Provided records Start Marker

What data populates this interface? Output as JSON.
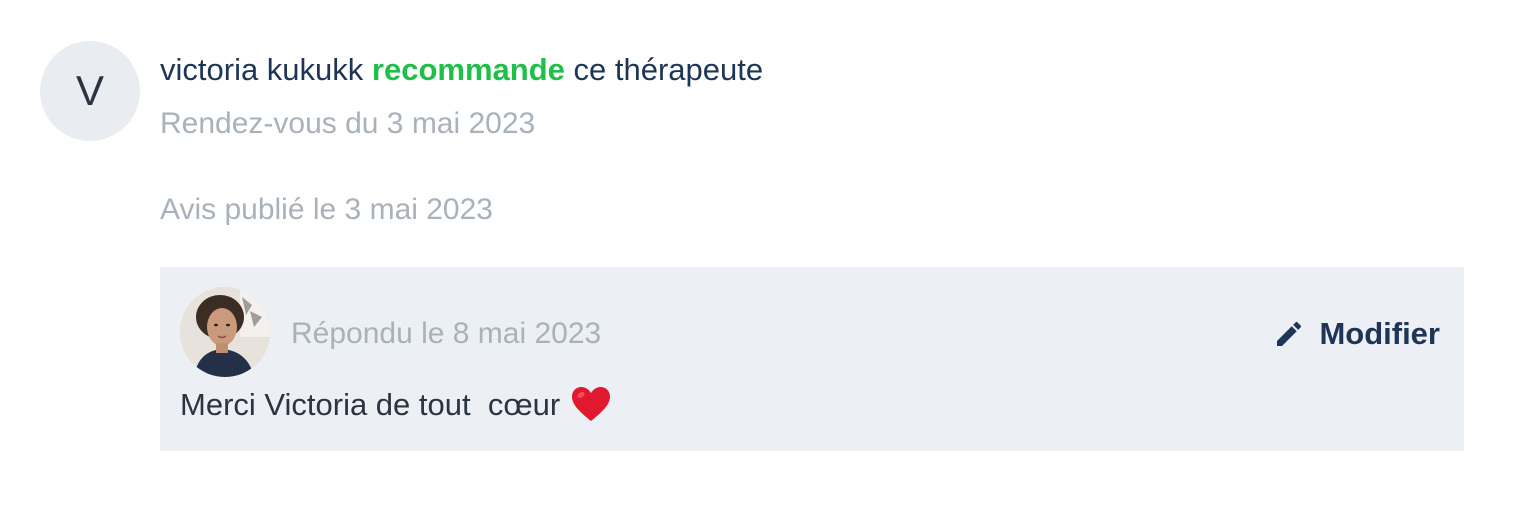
{
  "review": {
    "avatar_initial": "V",
    "author": "victoria kukukk",
    "recommend_word": "recommande",
    "headline_suffix": "ce thérapeute",
    "appointment_text": "Rendez-vous du 3 mai 2023",
    "published_text": "Avis publié le 3 mai 2023"
  },
  "reply": {
    "date_text": "Répondu le 8 mai 2023",
    "edit_label": "Modifier",
    "edit_icon": "pencil-icon",
    "message": "Merci Victoria de tout  cœur",
    "emoji_icon": "red-heart-icon"
  },
  "colors": {
    "primary_text": "#1e3558",
    "recommend_green": "#1fbf4a",
    "muted_text": "#a9b1ba",
    "reply_bg": "#ecf0f4",
    "avatar_bg": "#e9edf1"
  }
}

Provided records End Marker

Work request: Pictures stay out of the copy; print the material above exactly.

Task solution:
What data populates this interface? Output as JSON.
{
  "review": {
    "avatar_initial": "V",
    "author": "victoria kukukk",
    "recommend_word": "recommande",
    "headline_suffix": "ce thérapeute",
    "appointment_text": "Rendez-vous du 3 mai 2023",
    "published_text": "Avis publié le 3 mai 2023"
  },
  "reply": {
    "date_text": "Répondu le 8 mai 2023",
    "edit_label": "Modifier",
    "edit_icon": "pencil-icon",
    "message": "Merci Victoria de tout  cœur",
    "emoji_icon": "red-heart-icon"
  },
  "colors": {
    "primary_text": "#1e3558",
    "recommend_green": "#1fbf4a",
    "muted_text": "#a9b1ba",
    "reply_bg": "#ecf0f4",
    "avatar_bg": "#e9edf1"
  }
}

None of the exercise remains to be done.